Diabetes Mellitus

When children develop diabetes, it's usually because the pancreas stops producing enough insulin. This is called insulin-dependent diabetes mellitus, Type 1 diabetes, or juvenile diabetes. The child's own immune system attacks and destroys the beta cells in the pancreas. Although children with diabetes inherit the susceptibility to develop diabetes in their genes, their immune systems appear to need some

Hivaids

HIV can lead to acquired immune deficiency syndrome (AIDS), in which the body's resistance to diseases is lowered, resulting in infections and a number of other health problems. It is possible to be infected with HIV and not have AIDS. Some people are infected with HIV for years before they get sick. blood, will be positive even if the baby has not been infected with the virus because babies will have their mother's antibodies for as long as 18 months. Uninfected babies will gradually lose their mother's antibodies during this time, whereas infected infants will continue to have antibodies in their blood. By using more recently available tests such as polymerase chain reaction (PCR) or the p24 antigen test, the diagnosis can be made in the first few months of life. Although there are no immediate physical signs of HIV infection at birth, children with HIV can develop infections in the first months of life with germs that usually don't cause problems in uninfected infants, like...

Pneumonia

Prevention Children younger than two years, those with weakened immune systems, and other high-risk children should be vaccinated against Streptococcus pneumo-niae. The influenza vaccine is also recommended for high-risk children, including those with chronic lung or heart conditions that can make them more likely to develop pneumonia if they are infected with the virus. Pertussis (whooping cough), which can also lead to pneumonia, is the P part of the routine DTaP vaccine. The Hemophilus influenzae type B vaccine, given to infants beginning at two months, is 70 to 100 percent effective in protecting against infection with this germ. If someone in your house has pneumonia or a respiratory infection that could lead to pneumonia, keep your child away and practice good hygiene, keeping eating utensils separate and washing hands frequently. Complications The mortality rate for children with bacterial pneumonia is less than 1 percent with antibiotic treatment. Almost all children with...

Hepatitis B

Pregnant women tend to get more colds and flu due to the weakened immune system during pregnancy. The body has to lower its defenses to make sure that the baby is not rejected. Unfortunately, pregnant women then become more susceptible to minor flu and colds than before.

Cellulitis

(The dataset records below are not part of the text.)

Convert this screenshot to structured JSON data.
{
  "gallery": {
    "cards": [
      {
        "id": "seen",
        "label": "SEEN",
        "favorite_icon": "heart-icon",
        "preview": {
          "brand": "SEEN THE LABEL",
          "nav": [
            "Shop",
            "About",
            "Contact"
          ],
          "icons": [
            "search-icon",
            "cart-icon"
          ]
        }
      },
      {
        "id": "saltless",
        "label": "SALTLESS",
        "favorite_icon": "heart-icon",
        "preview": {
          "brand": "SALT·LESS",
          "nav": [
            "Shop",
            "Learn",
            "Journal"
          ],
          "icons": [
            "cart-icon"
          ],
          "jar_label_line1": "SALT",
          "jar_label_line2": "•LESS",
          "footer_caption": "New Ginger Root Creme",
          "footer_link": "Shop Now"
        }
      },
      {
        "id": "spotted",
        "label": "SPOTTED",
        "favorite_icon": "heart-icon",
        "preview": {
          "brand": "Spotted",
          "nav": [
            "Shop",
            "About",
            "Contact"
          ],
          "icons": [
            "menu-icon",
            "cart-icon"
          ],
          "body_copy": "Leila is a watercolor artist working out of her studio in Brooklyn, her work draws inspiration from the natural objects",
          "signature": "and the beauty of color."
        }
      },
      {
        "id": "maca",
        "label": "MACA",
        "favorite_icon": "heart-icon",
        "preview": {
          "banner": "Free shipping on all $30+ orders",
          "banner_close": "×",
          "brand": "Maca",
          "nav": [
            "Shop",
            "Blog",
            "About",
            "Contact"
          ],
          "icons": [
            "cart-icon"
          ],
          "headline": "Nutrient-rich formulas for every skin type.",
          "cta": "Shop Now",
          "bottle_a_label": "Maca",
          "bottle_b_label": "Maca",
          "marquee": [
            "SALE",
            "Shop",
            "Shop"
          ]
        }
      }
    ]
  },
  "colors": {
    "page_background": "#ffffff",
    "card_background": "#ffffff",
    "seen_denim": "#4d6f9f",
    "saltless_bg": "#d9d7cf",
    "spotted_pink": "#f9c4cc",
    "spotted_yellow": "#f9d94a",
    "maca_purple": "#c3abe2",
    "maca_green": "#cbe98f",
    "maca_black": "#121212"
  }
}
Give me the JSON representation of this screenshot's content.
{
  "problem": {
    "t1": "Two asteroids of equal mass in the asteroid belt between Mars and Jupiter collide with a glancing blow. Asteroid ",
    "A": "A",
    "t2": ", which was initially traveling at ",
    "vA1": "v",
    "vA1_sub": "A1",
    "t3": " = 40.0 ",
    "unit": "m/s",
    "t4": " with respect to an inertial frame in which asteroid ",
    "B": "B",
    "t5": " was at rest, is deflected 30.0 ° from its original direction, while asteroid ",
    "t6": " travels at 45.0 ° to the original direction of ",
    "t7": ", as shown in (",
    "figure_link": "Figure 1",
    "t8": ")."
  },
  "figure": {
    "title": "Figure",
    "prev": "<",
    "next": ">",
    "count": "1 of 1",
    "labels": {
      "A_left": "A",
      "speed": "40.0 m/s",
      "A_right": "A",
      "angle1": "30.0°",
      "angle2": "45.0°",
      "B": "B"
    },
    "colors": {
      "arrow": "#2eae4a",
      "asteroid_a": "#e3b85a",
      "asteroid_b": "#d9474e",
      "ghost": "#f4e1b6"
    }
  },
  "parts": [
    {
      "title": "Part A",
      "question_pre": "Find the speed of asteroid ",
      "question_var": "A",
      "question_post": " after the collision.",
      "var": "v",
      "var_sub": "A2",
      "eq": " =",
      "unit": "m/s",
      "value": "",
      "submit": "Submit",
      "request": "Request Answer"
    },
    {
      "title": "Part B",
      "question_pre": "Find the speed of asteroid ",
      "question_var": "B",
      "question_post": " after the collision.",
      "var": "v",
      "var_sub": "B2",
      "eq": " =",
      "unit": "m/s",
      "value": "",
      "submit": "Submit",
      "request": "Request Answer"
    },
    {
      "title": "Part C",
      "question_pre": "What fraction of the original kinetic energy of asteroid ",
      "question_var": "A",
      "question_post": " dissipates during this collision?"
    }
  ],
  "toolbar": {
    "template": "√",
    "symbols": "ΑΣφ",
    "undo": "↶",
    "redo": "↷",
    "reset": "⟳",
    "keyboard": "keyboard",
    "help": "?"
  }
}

When to Call Your Child's Doctor Call your child's doctor whenever an area of your child's skin becomes red, warm, and painful, with or without fever and chills, especially if on the face. Call immediately if your child has a chronic illness like sickle-cell anemia or is receiving treatment that weakens the immune system.